_Task description_
Collect all lines containing the word "time" from the data.

_Dataset records_
• • •
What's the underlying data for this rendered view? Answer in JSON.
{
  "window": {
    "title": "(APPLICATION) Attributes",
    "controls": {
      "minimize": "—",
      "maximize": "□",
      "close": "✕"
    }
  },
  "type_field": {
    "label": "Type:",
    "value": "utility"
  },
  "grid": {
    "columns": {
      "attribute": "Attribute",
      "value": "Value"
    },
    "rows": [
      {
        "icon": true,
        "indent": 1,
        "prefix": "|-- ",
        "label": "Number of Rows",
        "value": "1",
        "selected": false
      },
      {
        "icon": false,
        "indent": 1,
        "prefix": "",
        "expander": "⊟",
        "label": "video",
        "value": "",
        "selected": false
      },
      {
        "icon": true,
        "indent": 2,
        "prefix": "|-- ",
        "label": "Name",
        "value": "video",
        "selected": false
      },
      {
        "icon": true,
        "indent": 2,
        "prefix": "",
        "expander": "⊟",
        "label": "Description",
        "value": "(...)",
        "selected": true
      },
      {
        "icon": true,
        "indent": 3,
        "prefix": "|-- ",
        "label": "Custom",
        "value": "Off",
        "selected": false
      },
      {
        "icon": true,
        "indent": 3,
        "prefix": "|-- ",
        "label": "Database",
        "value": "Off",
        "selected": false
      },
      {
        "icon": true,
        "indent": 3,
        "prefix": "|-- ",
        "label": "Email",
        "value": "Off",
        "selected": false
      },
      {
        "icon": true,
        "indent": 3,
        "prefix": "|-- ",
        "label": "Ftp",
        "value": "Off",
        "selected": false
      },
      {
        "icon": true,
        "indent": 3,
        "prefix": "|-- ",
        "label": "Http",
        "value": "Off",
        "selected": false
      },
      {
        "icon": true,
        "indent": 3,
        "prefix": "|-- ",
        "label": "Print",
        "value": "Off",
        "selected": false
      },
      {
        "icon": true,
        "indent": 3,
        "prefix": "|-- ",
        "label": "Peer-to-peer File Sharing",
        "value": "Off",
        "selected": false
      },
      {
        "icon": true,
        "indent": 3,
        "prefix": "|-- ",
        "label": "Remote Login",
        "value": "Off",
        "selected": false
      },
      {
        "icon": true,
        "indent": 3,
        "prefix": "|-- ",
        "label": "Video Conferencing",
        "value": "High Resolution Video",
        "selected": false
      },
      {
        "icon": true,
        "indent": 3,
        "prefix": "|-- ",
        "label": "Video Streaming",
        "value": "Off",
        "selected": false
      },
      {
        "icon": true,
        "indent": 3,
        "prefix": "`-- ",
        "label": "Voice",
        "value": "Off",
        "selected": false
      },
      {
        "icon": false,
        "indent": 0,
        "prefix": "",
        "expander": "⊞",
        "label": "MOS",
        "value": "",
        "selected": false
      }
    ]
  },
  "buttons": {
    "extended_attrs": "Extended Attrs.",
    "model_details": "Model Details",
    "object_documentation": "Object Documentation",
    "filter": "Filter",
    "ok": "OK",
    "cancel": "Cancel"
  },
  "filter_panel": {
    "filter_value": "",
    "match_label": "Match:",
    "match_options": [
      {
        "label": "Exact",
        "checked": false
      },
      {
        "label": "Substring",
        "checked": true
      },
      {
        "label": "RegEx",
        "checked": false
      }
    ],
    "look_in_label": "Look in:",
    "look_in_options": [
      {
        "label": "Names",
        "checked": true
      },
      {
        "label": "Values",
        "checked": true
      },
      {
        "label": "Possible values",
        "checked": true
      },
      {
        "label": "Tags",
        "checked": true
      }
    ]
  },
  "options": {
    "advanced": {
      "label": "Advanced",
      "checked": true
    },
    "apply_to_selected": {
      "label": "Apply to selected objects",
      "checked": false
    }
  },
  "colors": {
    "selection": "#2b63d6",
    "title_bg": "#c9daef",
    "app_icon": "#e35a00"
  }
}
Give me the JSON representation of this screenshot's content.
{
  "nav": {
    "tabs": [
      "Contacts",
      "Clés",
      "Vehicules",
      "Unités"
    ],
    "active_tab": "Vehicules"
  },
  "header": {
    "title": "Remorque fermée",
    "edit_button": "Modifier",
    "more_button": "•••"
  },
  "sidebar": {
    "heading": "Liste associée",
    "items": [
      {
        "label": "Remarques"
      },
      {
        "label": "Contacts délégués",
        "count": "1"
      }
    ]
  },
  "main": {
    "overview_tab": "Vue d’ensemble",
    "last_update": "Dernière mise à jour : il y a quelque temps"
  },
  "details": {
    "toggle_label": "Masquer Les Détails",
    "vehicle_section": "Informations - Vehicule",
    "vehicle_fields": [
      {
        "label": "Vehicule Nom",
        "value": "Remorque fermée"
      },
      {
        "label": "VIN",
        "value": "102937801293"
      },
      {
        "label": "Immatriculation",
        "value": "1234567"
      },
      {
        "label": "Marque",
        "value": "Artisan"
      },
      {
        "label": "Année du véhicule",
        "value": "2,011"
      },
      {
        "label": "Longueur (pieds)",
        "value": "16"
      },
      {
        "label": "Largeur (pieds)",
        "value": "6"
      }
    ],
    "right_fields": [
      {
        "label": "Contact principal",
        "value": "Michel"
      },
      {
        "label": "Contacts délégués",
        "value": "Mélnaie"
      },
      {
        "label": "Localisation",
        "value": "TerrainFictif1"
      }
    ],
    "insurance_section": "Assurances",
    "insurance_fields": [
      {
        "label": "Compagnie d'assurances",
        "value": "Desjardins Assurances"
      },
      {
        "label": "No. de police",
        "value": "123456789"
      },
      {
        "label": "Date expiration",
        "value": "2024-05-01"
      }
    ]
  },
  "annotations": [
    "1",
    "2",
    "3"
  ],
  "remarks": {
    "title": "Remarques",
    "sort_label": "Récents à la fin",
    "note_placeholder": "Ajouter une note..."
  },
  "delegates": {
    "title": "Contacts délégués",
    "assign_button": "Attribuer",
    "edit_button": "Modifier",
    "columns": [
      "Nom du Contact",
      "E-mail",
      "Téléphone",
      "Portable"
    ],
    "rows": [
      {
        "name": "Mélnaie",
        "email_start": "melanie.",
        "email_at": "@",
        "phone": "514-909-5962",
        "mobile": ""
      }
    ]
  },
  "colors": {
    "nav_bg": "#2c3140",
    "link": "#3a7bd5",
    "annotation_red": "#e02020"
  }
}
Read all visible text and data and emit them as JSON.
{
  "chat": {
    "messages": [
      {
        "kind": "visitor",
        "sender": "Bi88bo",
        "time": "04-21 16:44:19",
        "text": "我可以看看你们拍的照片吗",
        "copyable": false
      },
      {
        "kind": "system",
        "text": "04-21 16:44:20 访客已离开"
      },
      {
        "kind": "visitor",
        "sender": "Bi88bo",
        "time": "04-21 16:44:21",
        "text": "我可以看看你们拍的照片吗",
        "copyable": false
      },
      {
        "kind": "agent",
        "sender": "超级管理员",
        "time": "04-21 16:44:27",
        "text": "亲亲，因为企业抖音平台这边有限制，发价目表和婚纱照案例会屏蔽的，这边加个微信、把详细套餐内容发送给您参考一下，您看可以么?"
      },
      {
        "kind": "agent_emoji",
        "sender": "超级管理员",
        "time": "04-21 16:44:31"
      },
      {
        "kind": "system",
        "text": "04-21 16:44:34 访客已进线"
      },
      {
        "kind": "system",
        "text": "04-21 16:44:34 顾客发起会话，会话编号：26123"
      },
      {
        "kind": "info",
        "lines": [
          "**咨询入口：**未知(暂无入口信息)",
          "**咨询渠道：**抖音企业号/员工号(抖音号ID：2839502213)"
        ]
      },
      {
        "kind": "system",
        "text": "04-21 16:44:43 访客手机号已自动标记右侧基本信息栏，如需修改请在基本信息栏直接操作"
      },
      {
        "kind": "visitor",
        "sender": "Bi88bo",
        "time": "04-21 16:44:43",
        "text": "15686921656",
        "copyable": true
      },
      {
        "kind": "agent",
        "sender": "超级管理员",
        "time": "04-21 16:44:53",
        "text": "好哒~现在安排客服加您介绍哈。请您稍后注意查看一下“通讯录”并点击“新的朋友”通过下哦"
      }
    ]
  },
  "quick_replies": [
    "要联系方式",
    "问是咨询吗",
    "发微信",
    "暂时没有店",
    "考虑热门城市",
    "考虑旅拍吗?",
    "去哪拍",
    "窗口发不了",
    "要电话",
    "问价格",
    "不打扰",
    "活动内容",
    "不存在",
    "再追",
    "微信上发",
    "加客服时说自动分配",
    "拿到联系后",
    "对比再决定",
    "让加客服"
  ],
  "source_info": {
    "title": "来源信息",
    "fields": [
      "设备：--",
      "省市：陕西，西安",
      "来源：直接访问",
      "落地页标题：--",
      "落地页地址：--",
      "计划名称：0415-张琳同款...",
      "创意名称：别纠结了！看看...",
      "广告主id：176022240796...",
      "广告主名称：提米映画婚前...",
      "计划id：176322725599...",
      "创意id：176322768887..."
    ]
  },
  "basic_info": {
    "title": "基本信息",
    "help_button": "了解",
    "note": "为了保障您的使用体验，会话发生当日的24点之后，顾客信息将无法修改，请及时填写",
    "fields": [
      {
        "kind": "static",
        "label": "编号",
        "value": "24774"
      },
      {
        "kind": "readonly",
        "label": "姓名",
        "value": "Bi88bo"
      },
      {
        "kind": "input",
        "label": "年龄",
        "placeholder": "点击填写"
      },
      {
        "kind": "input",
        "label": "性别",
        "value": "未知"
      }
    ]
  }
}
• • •
_Exercise result_
        "time": "04-21 16:44:19",
        "time": "04-21 16:44:21",
        "time": "04-21 16:44:27",
        "time": "04-21 16:44:31"
        "time": "04-21 16:44:43",
        "time": "04-21 16:44:53",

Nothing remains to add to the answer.